“12 Things Good Bosses Believe”

I’ve been a “boss” in one way or another for years, leading projects, teams and companies.  I’ve done pretty well at it more often than not — but I’d be hard pressed to say whether I’m a “good boss” or not.

Nevertheless, I saw this article, 12 Things Good Bosses Believe, on the Harvard Business Review blog, and it really resonated with me.   This is a great list of mostly self-reflective items for those who lead teams and companies that emphasize the kinds of issues bosses juggle.  It offers some humbling, potentially skewering insights, and also gives a lot of food for thought.

The post starts off with an insight that I suspect many managers and other bosses never really internalize:

I have a flawed and incomplete understanding of what it feels like to work for me.

Others also hit me right where I live:

One of the most important, and most difficult, parts of my job is to strike the delicate balance between being too assertive and not assertive enough.

And several express how I try to act:

I strive to be confident enough to convince people that I am in charge, but humble enough to realize that I am often going to be wrong.

and

I aim to fight as if I am right, and listen as if I am wrong — and to teach my people to do the same thing.

That last one I know really throws people for a loop sometimes.  Finally:

Because I wield power over others, I am at great risk of acting like an insensitive jerk — and not realizing it.

Well, yeah.  Every leader worth his or her salt knows this… and continues with the work anyway.

It’s a good list worth reading over and thinking about.  I have a one or two others I would add to this list, like: Everyone who works for me will also work for someone else, or for themselves.  A large part of my job is to help them do their best here.  Part of that in turn is helping them with their career development overall.  It may sound like a small thing, but it’s a point of view: no one who works for me is “mine;” ultimately while I hope they do good work and enjoy themselves while they’re here, this is just one part of their career.

What are some things you believe “good bosses know” — or should know?

Advertisements
Explore posts in the same categories: corporate, practice

4 Comments on ““12 Things Good Bosses Believe””

  1. Jared Says:

    Mike,

    If it helps any, I think you often strike just the right balance in most areas of management.

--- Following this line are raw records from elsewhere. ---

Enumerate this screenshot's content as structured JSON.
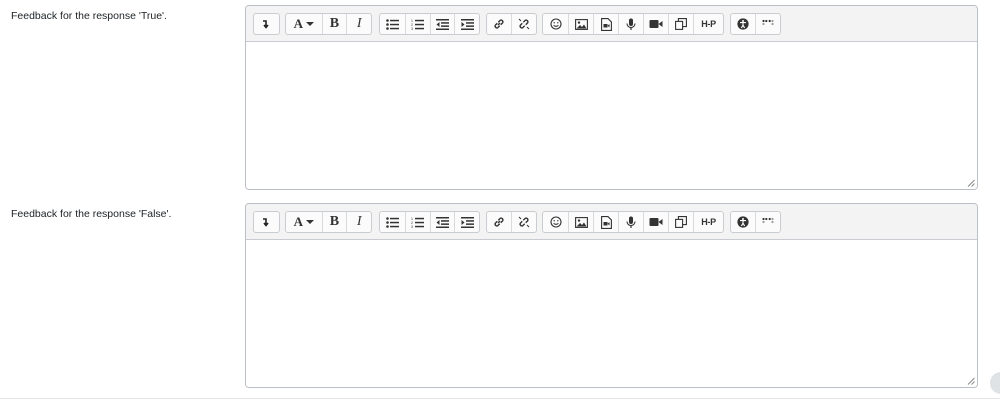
{
  "fields": [
    {
      "label": "Feedback for the response 'True'.",
      "value": ""
    },
    {
      "label": "Feedback for the response 'False'.",
      "value": ""
    }
  ],
  "toolbar": {
    "show_more": "show-more-icon",
    "paragraph_style": "A",
    "bold": "B",
    "italic": "I",
    "h5p": "H-P"
  }
}
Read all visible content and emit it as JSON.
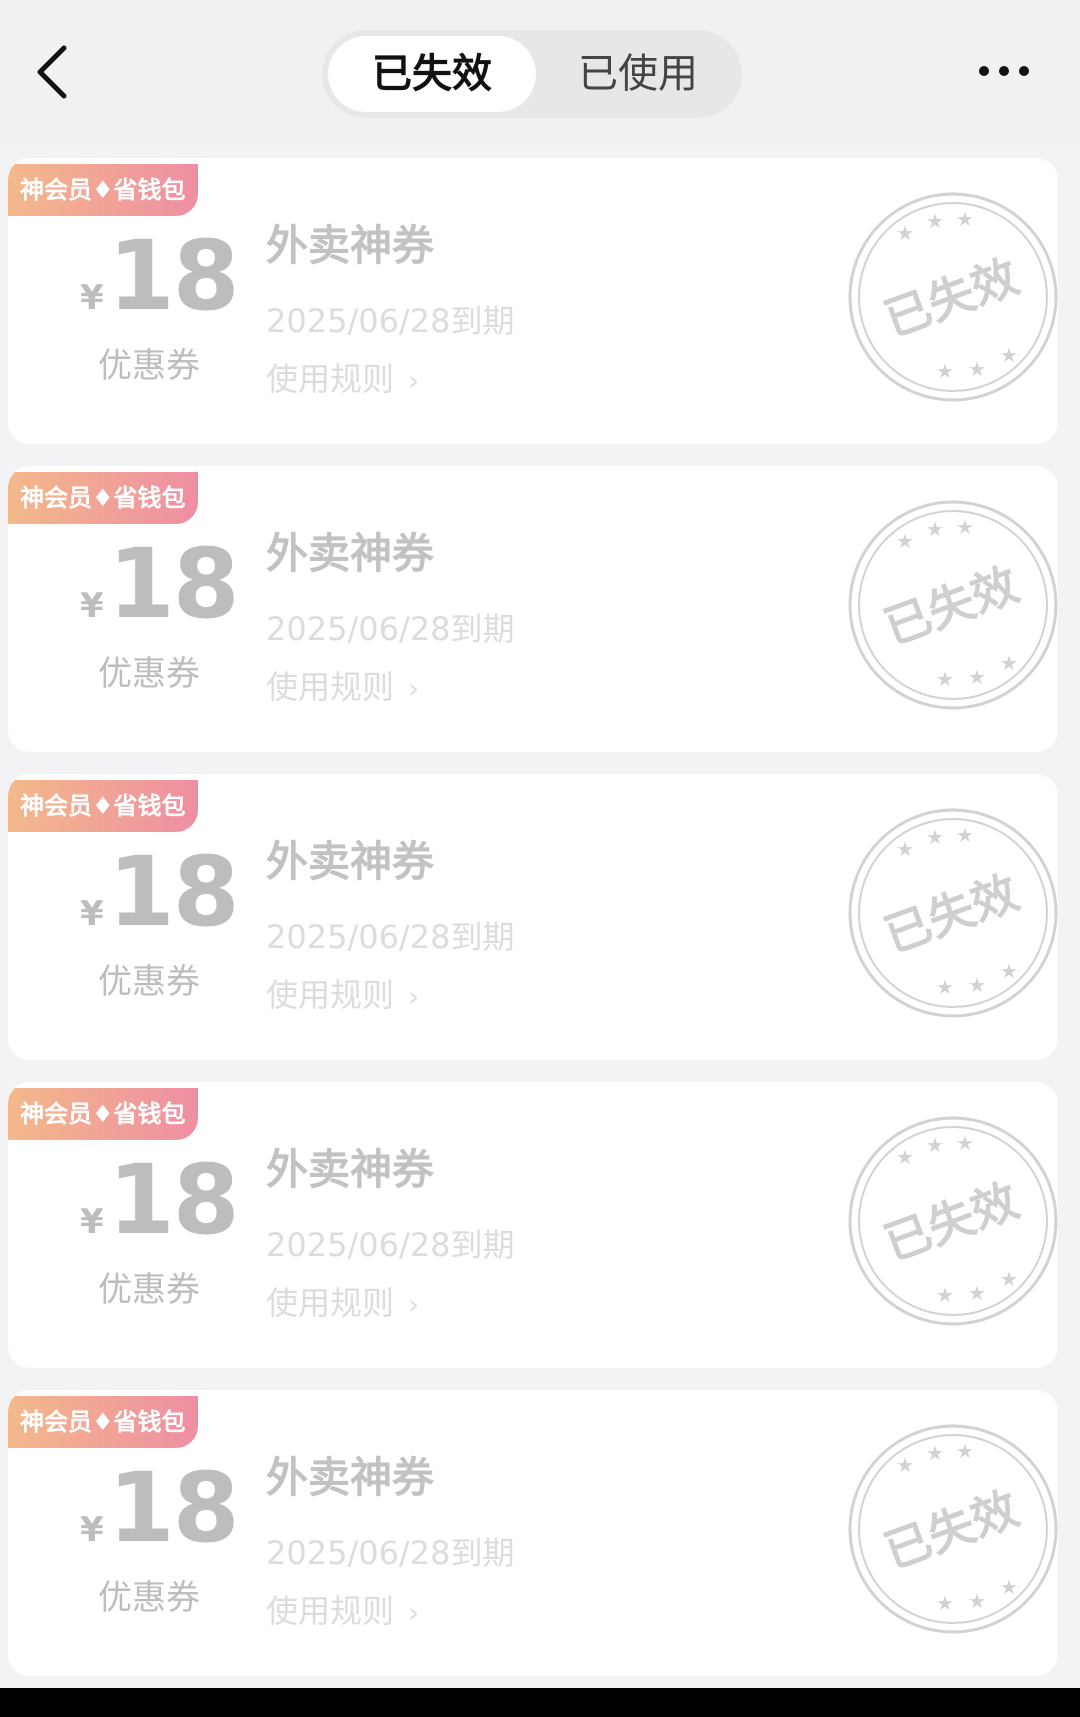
{
  "header": {
    "tabs": [
      {
        "label": "已失效",
        "active": true
      },
      {
        "label": "已使用",
        "active": false
      }
    ]
  },
  "coupons": [
    {
      "badge": "神会员♦省钱包",
      "currency": "¥",
      "amount": "18",
      "amount_label": "优惠券",
      "title": "外卖神券",
      "expire": "2025/06/28到期",
      "rules_label": "使用规则",
      "stamp": "已失效"
    },
    {
      "badge": "神会员♦省钱包",
      "currency": "¥",
      "amount": "18",
      "amount_label": "优惠券",
      "title": "外卖神券",
      "expire": "2025/06/28到期",
      "rules_label": "使用规则",
      "stamp": "已失效"
    },
    {
      "badge": "神会员♦省钱包",
      "currency": "¥",
      "amount": "18",
      "amount_label": "优惠券",
      "title": "外卖神券",
      "expire": "2025/06/28到期",
      "rules_label": "使用规则",
      "stamp": "已失效"
    },
    {
      "badge": "神会员♦省钱包",
      "currency": "¥",
      "amount": "18",
      "amount_label": "优惠券",
      "title": "外卖神券",
      "expire": "2025/06/28到期",
      "rules_label": "使用规则",
      "stamp": "已失效"
    },
    {
      "badge": "神会员♦省钱包",
      "currency": "¥",
      "amount": "18",
      "amount_label": "优惠券",
      "title": "外卖神券",
      "expire": "2025/06/28到期",
      "rules_label": "使用规则",
      "stamp": "已失效"
    }
  ],
  "icons": {
    "back": "chevron-left-icon",
    "more": "more-horizontal-icon",
    "rules": "chevron-right-icon"
  },
  "colors": {
    "badge_start": "#f3b98a",
    "badge_end": "#ef8ea3",
    "muted_text": "#bdbdbd",
    "stamp": "#d2d2d2"
  }
}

You don’t let people cave too early when something is difficult, and push us to do better, listen to input, but are forceful enough about requirements.

    – Jared

    Like

  2. Maria Says:

    Thanks Mike! This really resonated with me too as a director in a very fast-paced, high stress position supervising a team of nurses and social workers. Really crystallized some of my own feelings/experiences.

    Like

  3. Valerie Says:

    I liked this a lot, too. Thanks, Mike

    Like


  4. Of course, ask MMO players and they’ll say:

    1) If people in plate armour are scratching at my ankles, they should be attacked in preference to the people wearing robes who are firing proton beams at me from slightly further away.

    2) If I see some of my minions being torn to pieces a few paces away from me, I shouldn’t join in with all my other minions to try to save them.

    3) If I am carrying a highly-prized weapon or piece of armour, on no account should I actually use it should I be attacked.

    4) If I have a special ability, I should announce I’m going to use it a couple of seconds before I do, so my enemies have a chance to get out of my way.

    5) Standing in the same place for all eternity is cool. A little-known side-effect is that I never have to use the lavatory.

    6) If my enemies can’t beat me after a certain time period, I will become enraged and obliterate them all. Hurting me a great deal very quickly, on the other hand, will do no such thing. Me? A masochist?

    Wait – you didn’t mean that kind of boss?

    Richard

    Like


Leave a Reply

Fill in your details below or click an icon to log in:

WordPress.com Logo

You are commenting using your WordPress.com account. Log Out / Change )

Twitter picture

You are commenting using your Twitter account. Log Out / Change )

Facebook photo

You are commenting using your Facebook account. Log Out / Change )

Google+ photo

You are commenting using your Google+ account. Log Out / Change )

Connecting to %s


%d bloggers like this: